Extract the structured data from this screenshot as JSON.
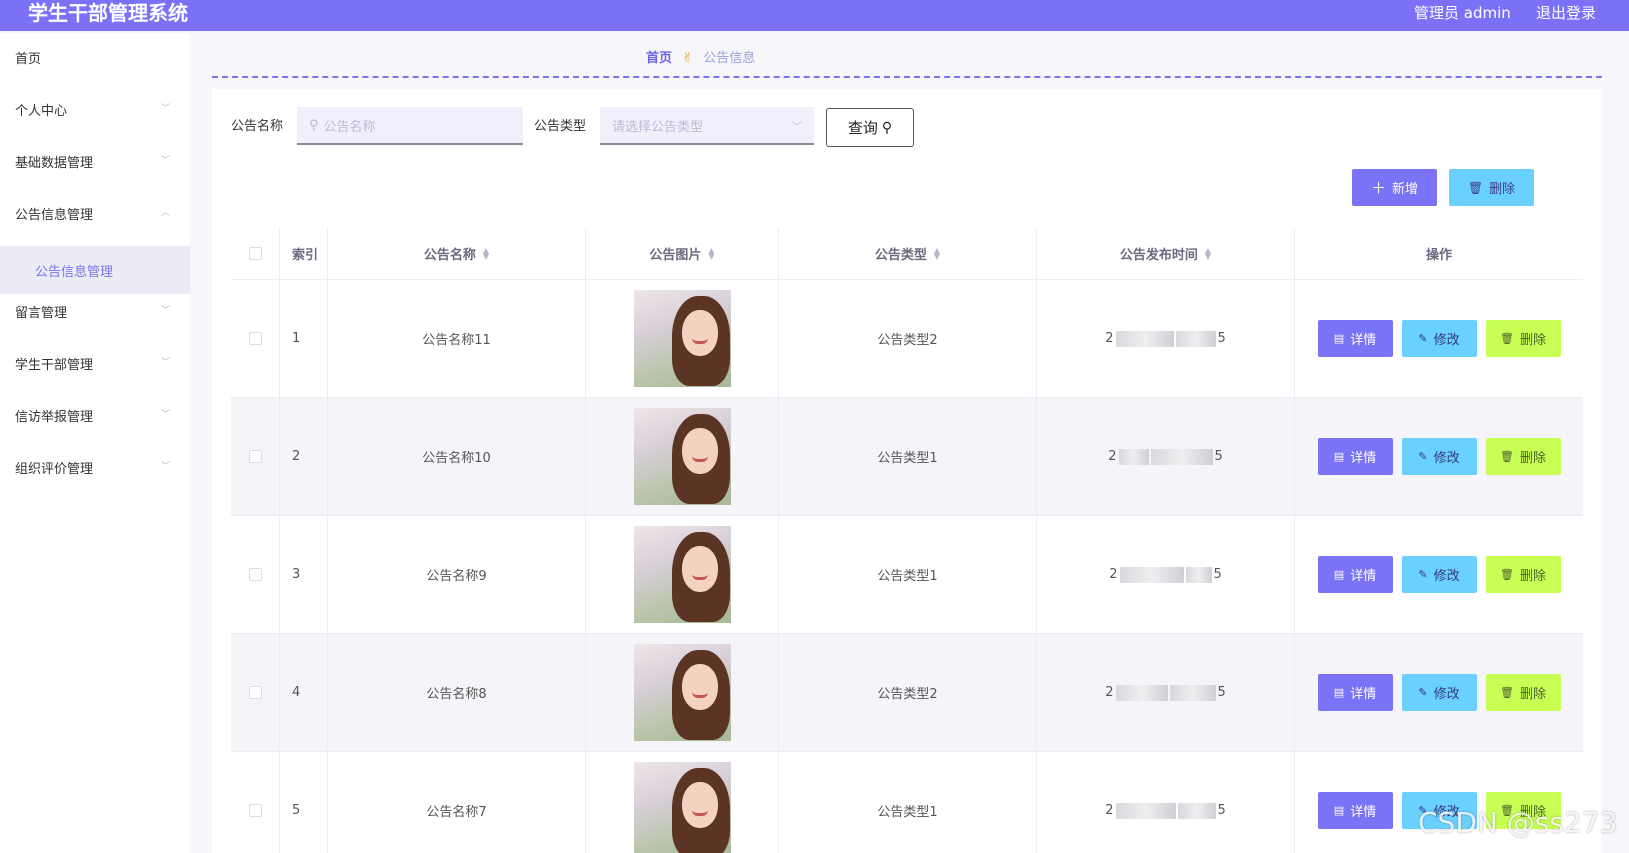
{
  "app": {
    "title": "学生干部管理系统"
  },
  "user": {
    "greeting": "管理员 admin",
    "logout": "退出登录"
  },
  "sidebar": {
    "items": [
      {
        "label": "首页",
        "expandable": false
      },
      {
        "label": "个人中心",
        "expandable": true
      },
      {
        "label": "基础数据管理",
        "expandable": true
      },
      {
        "label": "公告信息管理",
        "expandable": true,
        "expanded": true
      },
      {
        "label": "留言管理",
        "expandable": true
      },
      {
        "label": "学生干部管理",
        "expandable": true
      },
      {
        "label": "信访举报管理",
        "expandable": true
      },
      {
        "label": "组织评价管理",
        "expandable": true
      }
    ],
    "active_sub": "公告信息管理"
  },
  "breadcrumb": {
    "home": "首页",
    "current": "公告信息"
  },
  "filters": {
    "name_label": "公告名称",
    "name_placeholder": "公告名称",
    "type_label": "公告类型",
    "type_placeholder": "请选择公告类型",
    "query_label": "查询"
  },
  "actions": {
    "add": "新增",
    "delete": "删除"
  },
  "table": {
    "columns": [
      "索引",
      "公告名称",
      "公告图片",
      "公告类型",
      "公告发布时间",
      "操作"
    ],
    "row_buttons": {
      "detail": "详情",
      "edit": "修改",
      "delete": "删除"
    },
    "rows": [
      {
        "index": "1",
        "name": "公告名称11",
        "type": "公告类型2",
        "time_start": "2",
        "time_end": "5"
      },
      {
        "index": "2",
        "name": "公告名称10",
        "type": "公告类型1",
        "time_start": "2",
        "time_end": "5"
      },
      {
        "index": "3",
        "name": "公告名称9",
        "type": "公告类型1",
        "time_start": "2",
        "time_end": "5"
      },
      {
        "index": "4",
        "name": "公告名称8",
        "type": "公告类型2",
        "time_start": "2",
        "time_end": "5"
      },
      {
        "index": "5",
        "name": "公告名称7",
        "type": "公告类型1",
        "time_start": "2",
        "time_end": "5"
      }
    ]
  },
  "watermark": "CSDN @ss273",
  "colors": {
    "primary": "#7a71f7",
    "info": "#6ad1ff",
    "success": "#c8ff55"
  }
}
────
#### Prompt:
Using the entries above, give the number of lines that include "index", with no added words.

#### Answer:
5